* **PROVIDED DATA**:
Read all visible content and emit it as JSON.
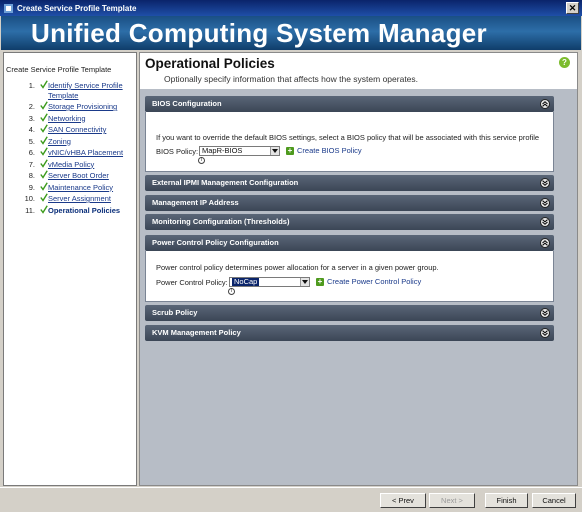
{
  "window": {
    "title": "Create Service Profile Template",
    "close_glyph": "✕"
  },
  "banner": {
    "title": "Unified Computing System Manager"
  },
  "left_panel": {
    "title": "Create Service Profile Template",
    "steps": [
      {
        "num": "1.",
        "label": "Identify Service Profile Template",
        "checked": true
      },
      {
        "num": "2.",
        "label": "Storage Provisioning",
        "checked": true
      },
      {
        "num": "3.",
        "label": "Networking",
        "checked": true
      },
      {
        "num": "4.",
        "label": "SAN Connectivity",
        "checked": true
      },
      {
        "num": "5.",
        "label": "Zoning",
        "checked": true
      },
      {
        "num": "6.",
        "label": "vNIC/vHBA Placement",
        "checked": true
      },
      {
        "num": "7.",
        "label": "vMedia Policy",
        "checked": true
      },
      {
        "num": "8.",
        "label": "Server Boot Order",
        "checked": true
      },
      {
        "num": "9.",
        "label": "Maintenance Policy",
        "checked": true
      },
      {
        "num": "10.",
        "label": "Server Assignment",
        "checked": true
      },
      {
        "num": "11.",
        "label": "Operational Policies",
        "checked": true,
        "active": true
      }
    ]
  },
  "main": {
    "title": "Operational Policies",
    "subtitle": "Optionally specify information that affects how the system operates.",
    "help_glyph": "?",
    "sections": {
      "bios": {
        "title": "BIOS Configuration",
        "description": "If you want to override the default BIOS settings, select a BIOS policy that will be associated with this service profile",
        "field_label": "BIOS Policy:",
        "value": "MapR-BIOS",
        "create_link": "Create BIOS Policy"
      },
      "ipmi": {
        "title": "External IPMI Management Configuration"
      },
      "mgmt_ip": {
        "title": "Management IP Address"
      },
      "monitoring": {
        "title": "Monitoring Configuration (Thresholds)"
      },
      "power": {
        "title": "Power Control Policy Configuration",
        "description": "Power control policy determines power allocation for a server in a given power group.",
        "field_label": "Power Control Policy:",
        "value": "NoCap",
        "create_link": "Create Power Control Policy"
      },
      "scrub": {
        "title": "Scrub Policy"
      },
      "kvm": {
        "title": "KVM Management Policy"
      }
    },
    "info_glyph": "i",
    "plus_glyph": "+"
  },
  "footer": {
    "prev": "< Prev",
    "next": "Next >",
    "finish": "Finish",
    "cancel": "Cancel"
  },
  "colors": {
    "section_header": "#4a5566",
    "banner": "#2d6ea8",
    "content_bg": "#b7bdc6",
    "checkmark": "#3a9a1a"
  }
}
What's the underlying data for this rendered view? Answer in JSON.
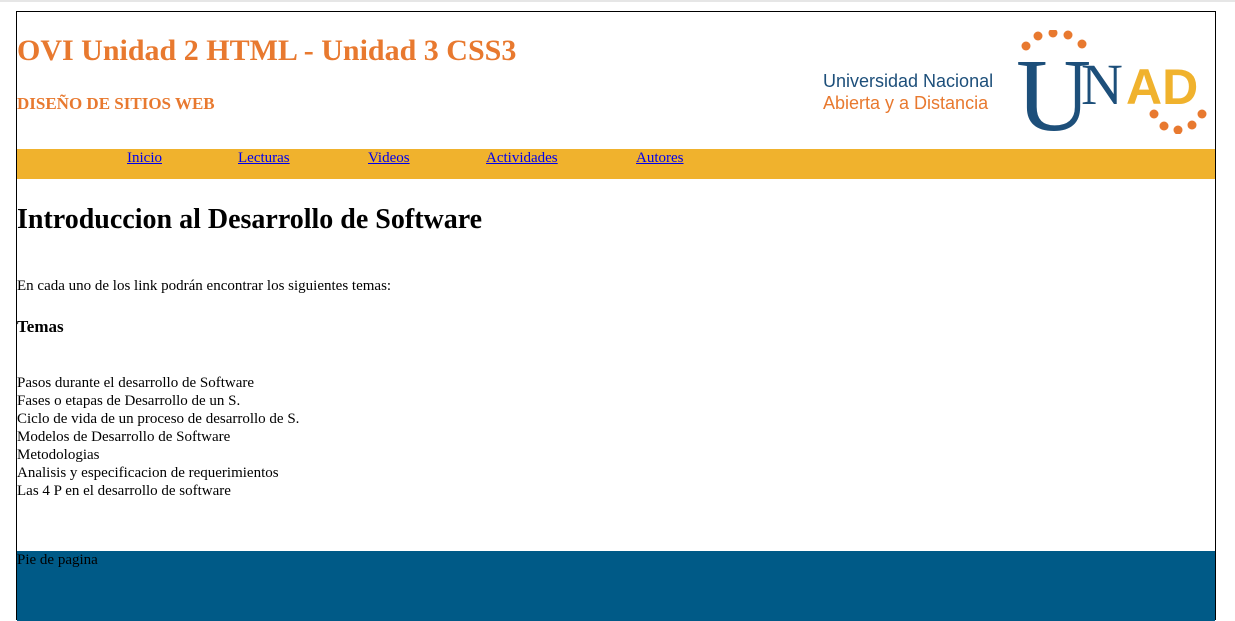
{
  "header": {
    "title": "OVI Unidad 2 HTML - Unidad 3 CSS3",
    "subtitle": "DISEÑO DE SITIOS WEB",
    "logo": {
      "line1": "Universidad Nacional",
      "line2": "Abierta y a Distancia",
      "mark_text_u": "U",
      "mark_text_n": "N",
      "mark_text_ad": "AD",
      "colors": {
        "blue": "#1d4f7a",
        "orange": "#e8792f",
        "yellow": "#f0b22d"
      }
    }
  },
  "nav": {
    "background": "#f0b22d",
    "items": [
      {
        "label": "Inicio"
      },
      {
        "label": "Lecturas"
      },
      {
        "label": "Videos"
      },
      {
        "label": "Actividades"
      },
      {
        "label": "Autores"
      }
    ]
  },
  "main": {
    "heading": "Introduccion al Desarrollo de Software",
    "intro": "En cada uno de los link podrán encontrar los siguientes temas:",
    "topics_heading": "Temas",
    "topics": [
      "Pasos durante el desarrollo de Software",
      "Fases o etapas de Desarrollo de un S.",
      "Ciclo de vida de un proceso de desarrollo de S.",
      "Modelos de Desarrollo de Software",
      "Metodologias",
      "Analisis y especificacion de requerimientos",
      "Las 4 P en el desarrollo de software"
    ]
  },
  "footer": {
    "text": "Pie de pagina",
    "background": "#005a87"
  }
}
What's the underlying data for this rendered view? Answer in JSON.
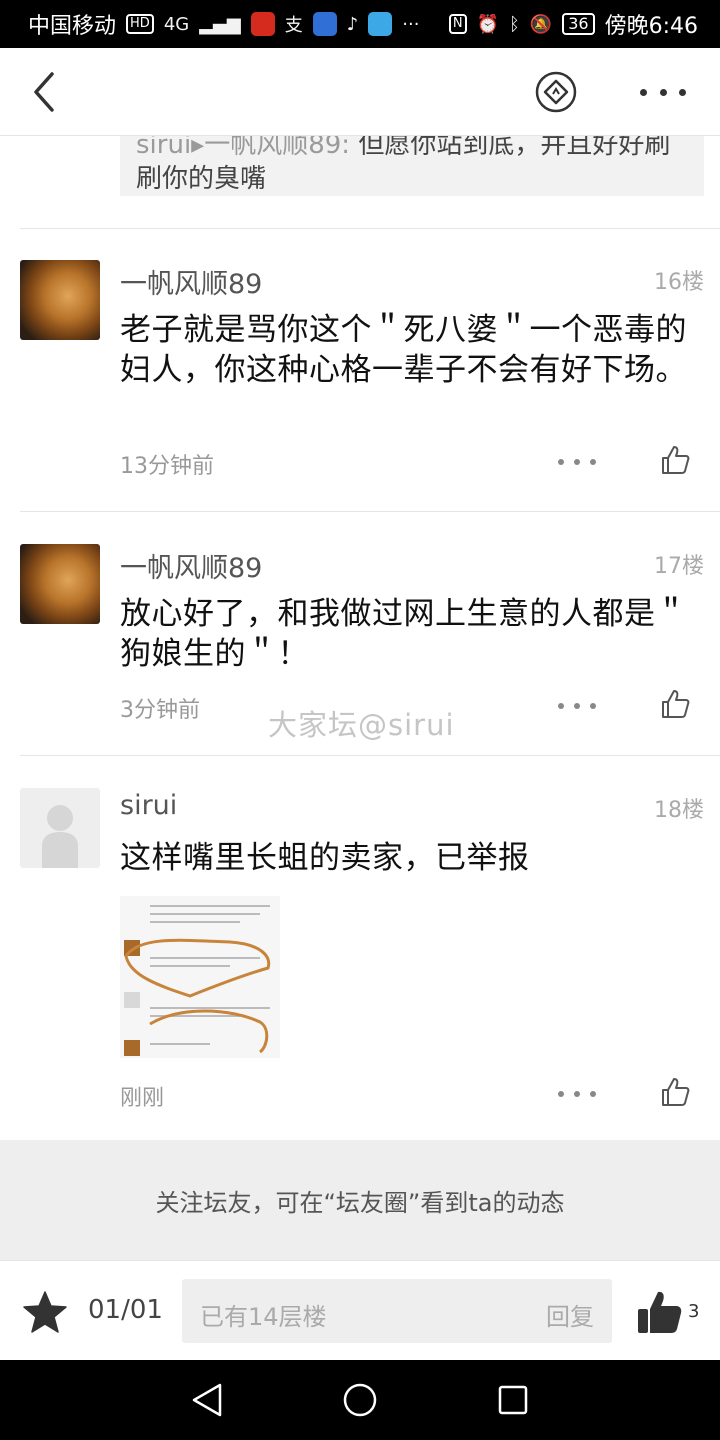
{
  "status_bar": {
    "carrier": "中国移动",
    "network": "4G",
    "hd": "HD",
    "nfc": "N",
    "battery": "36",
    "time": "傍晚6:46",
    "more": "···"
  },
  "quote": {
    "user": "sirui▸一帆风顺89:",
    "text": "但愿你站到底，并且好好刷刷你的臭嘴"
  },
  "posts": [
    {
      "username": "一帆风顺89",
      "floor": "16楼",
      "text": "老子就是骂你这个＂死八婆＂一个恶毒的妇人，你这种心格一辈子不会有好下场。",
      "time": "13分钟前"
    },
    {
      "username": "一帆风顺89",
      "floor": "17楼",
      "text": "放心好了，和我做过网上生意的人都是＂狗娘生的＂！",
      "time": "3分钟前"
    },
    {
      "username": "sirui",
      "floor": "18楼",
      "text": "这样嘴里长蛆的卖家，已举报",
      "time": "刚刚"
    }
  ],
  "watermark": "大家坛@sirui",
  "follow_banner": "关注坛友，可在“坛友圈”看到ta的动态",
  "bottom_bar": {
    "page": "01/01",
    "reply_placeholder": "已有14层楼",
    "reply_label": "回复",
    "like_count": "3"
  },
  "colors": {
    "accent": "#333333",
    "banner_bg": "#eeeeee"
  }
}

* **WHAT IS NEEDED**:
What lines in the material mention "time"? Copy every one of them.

* **WRITTEN REPLY**:
    "time": "傍晚6:46",
      "time": "13分钟前"
      "time": "3分钟前"
      "time": "刚刚"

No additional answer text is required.